  8. Juan Shimmin says:

    I haven’t looked for Milkround jobs, which seems to be the focus of the article. I can say that I’ve very rarely seen jobs, other than those directly related to language (like translation) where demanded language skills seemed to affect the salary. Plenty of minimum-wage trilingual administrator posts and the like.

    Although languages have never got me a job, I reckon they were a help in getting my current job: working in a university with a fair number of international students and visiting academics. I suspect that in general, language skills don’t get you more money compared to monolingual equivalent jobs, but they do open up more opportunities to have a job at all. Public sector jobs in Wales tend to demand Welsh, for example, as do a lot of the call centres and the like.

  9. J says:

    In my case, foreign language skills were very important in getting my job. I’m British, prior to getting my job (as a postdoc researcher at a uni in the Netherlands) I could already speak three other languages fluently, and could also read (though not speak) Dutch.

    Partly because of my language background, I got a job in a Dutch university. Although I couldn’t speak Dutch very fluently when I arrived, the uni was happy that as I was already multilingual (and had a reading knowledge of Dutch), I would likely pick up spoken Dutch quite quickly.

    As it transpired, I picked up Dutch (though it took a lot of work!) well enough that my contract was soon extended beyond the initial one year.

    My language background alone wasn’t what got me the job. The uni was employing me to research, and they were primarily interested in my PhD topic and future research plans. Being able to speak various languages but having nothing to say in them isn’t that useful to a university!

    But had I not been strongly multilingual beforehand, (i.e. if I had been a typical monolingual anglo) I definitely wouldn’t have got this job.

    J

  10. Tommy says:

    I’m an American living in Tokyo and I work for a medium sized Japanese company (I’m not an English teacher). The handful of us foreigners here are all fluent in at least 4 languages, Japanese, English, and other languages used to do businesses overseas. In my case, I handle clients in Latin America because I had prior experience there and knew Spanish and Portuguese.

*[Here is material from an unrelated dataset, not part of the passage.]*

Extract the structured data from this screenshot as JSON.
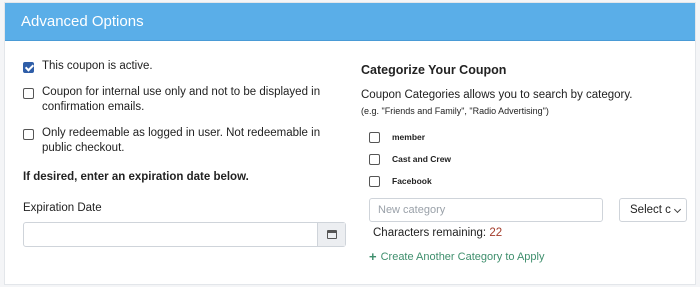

    If you do only international logistics, it might be true that you only need English (sometimes only reading and writing ability), but to target local people and exchange ideas, the local language is necessary.

  11. In my view speaking several languages gives you more opportunities and open more doors! currently i live in china and almost all the expats here can speak 2 foreign languages and more!